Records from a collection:
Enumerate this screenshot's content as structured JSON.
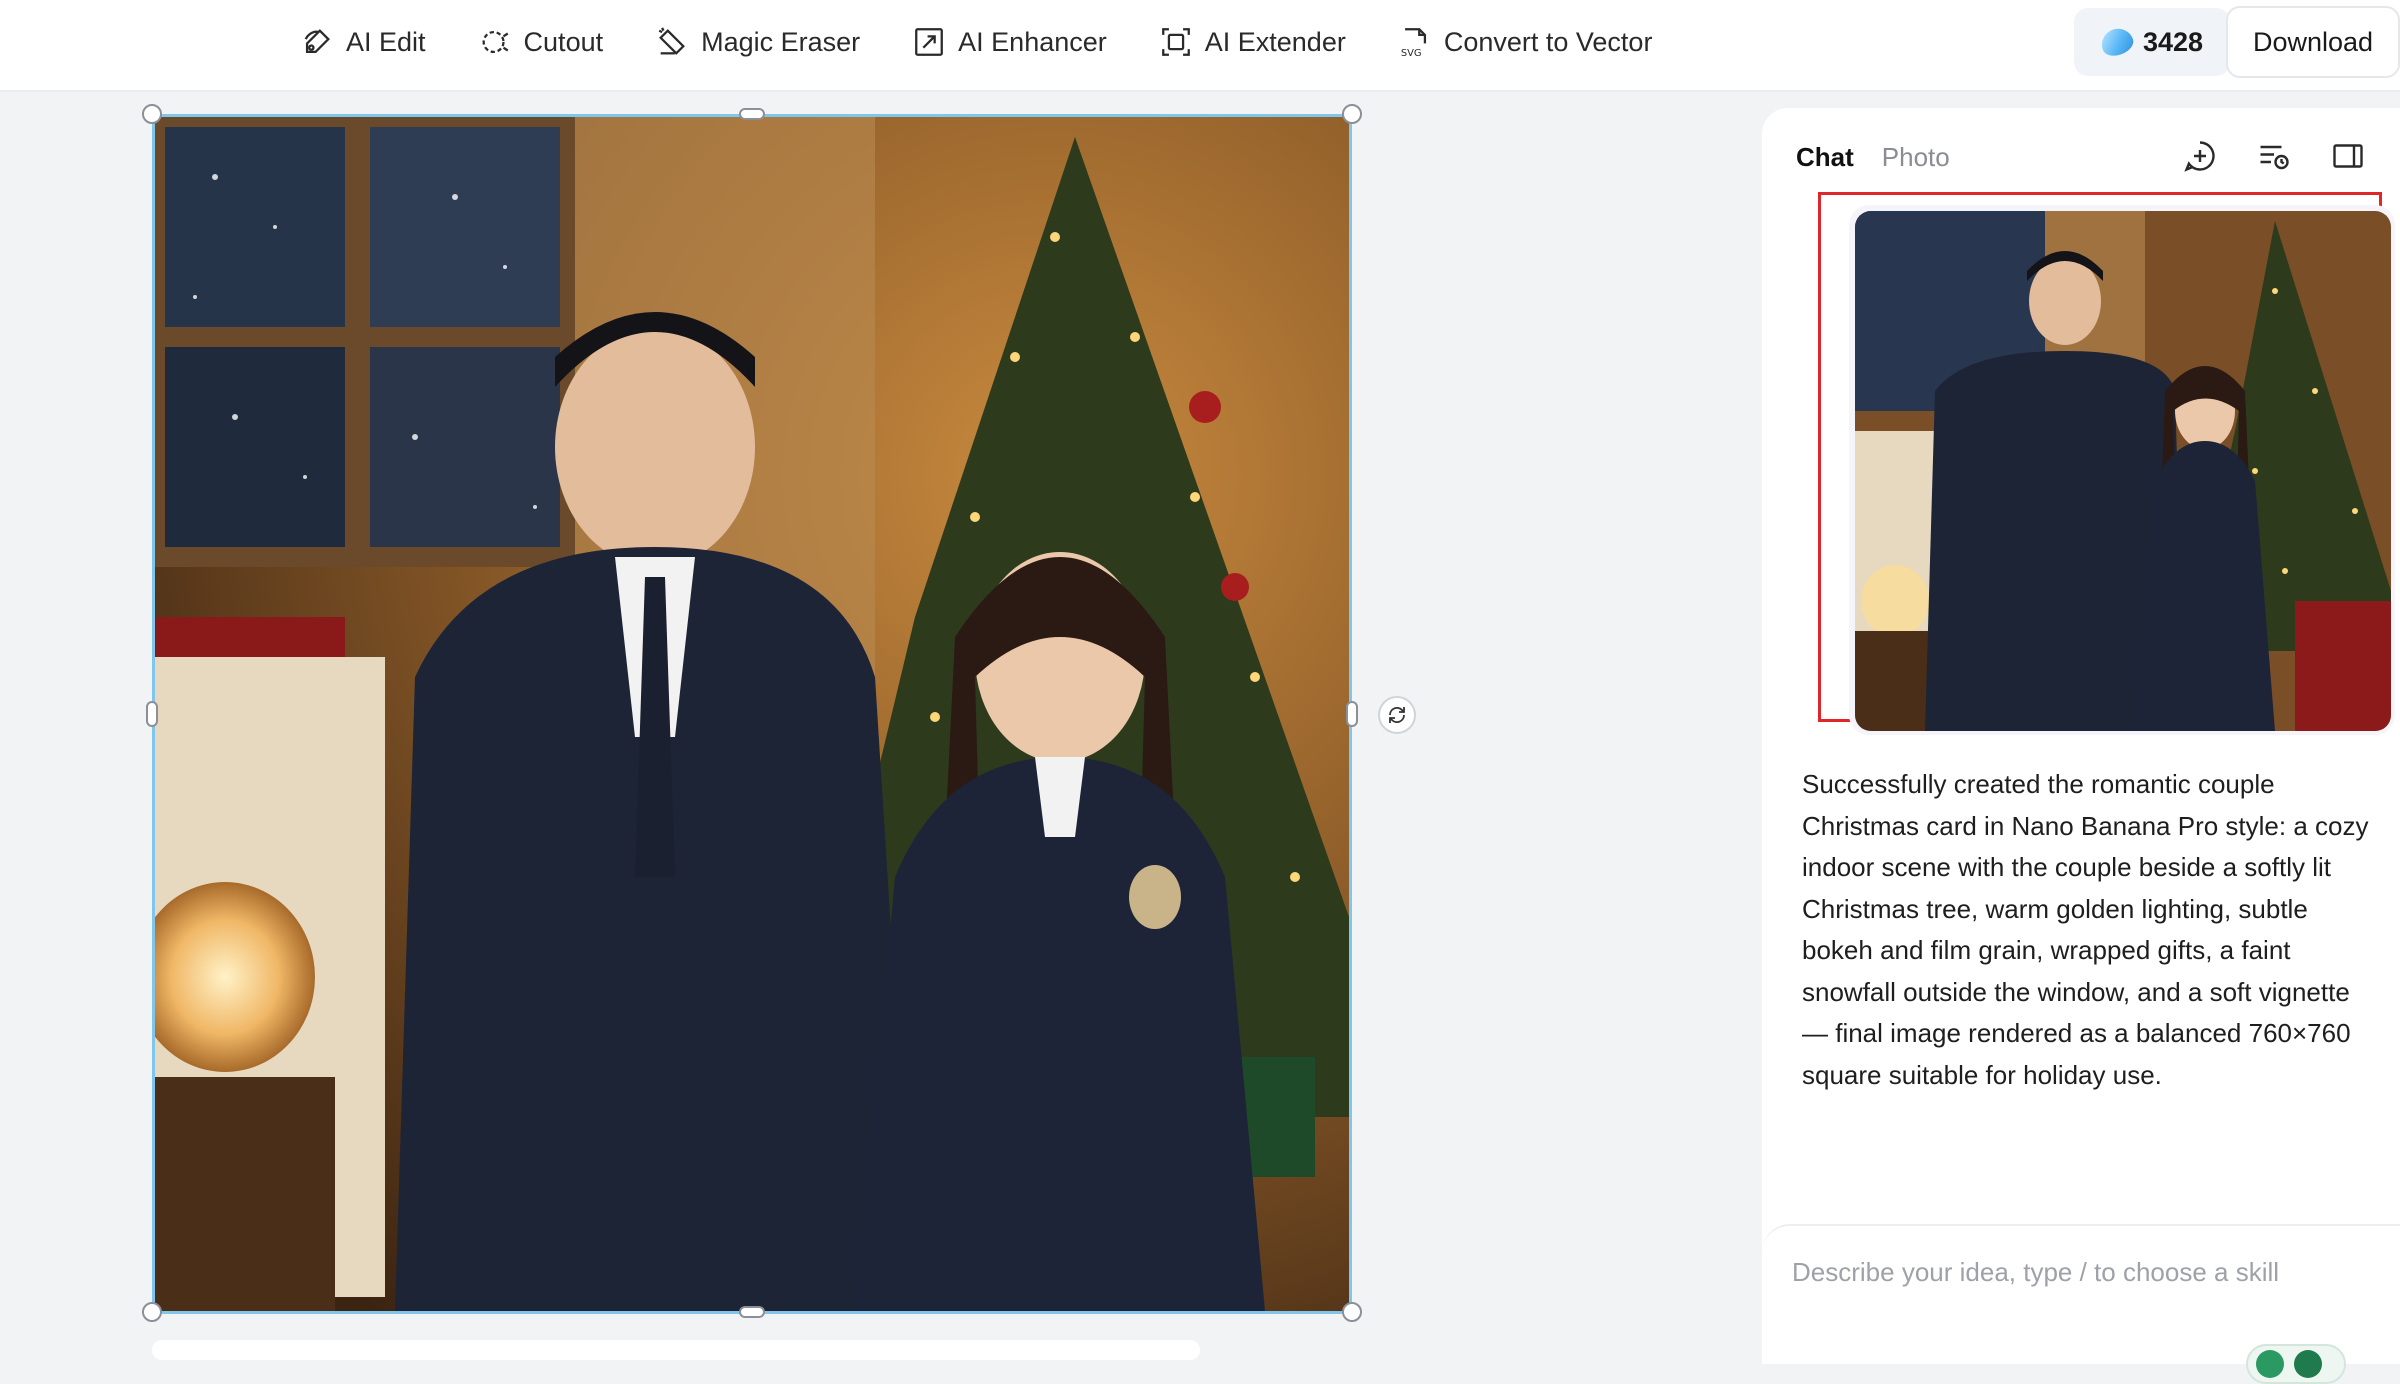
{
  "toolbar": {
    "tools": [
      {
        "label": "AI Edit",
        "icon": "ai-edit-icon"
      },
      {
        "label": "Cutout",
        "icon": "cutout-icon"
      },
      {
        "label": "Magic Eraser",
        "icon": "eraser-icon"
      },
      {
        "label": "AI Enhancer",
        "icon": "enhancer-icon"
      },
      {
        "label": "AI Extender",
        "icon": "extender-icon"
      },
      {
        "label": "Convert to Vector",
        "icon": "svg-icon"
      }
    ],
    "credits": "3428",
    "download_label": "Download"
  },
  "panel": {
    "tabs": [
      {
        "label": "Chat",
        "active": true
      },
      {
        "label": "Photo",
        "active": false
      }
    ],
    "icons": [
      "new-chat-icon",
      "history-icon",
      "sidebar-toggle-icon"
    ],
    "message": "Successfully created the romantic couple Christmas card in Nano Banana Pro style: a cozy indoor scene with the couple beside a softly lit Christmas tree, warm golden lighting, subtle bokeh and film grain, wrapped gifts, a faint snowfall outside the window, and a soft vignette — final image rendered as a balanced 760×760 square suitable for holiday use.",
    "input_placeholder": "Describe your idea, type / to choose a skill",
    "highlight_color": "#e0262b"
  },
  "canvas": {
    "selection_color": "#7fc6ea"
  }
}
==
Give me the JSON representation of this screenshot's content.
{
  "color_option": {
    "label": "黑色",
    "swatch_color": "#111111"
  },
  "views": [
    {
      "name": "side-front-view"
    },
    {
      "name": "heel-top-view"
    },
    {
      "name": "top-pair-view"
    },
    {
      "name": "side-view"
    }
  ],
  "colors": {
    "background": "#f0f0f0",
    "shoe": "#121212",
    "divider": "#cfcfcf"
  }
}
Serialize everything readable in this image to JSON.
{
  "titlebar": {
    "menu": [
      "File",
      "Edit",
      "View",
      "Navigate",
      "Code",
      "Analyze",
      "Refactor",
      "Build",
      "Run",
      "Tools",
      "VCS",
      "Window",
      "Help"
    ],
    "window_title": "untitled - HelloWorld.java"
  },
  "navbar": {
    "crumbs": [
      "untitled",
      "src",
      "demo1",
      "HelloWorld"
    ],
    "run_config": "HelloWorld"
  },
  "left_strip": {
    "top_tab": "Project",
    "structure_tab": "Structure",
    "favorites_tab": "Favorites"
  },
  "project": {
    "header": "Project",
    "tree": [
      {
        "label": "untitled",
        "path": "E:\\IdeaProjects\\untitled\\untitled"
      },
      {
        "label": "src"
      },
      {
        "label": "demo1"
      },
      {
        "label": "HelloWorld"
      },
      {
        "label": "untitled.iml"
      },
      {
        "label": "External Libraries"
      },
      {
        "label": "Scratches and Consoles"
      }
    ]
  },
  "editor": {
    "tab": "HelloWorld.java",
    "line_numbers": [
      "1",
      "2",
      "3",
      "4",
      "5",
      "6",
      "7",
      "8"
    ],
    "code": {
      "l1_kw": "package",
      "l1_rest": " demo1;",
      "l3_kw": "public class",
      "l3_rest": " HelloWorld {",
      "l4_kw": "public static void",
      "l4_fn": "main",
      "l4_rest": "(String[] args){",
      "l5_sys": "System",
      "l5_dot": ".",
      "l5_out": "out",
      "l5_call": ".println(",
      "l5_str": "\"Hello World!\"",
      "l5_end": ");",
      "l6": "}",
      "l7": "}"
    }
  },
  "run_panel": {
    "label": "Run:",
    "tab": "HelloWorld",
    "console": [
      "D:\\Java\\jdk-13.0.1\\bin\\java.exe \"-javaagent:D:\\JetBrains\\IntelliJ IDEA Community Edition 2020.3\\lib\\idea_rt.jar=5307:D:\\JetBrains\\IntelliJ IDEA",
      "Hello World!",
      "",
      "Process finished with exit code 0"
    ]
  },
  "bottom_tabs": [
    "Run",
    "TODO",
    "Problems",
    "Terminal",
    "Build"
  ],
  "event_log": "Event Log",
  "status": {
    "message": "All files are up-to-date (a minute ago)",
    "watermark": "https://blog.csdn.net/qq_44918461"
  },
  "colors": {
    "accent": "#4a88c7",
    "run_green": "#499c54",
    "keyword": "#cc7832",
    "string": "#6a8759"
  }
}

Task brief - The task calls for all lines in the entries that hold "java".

Answer to this problem -
    "window_title": "untitled - HelloWorld.java"
    "tab": "HelloWorld.java",
      "D:\\Java\\jdk-13.0.1\\bin\\java.exe \"-javaagent:D:\\JetBrains\\IntelliJ IDEA Community Edition 2020.3\\lib\\idea_rt.jar=5307:D:\\JetBrains\\IntelliJ IDEA",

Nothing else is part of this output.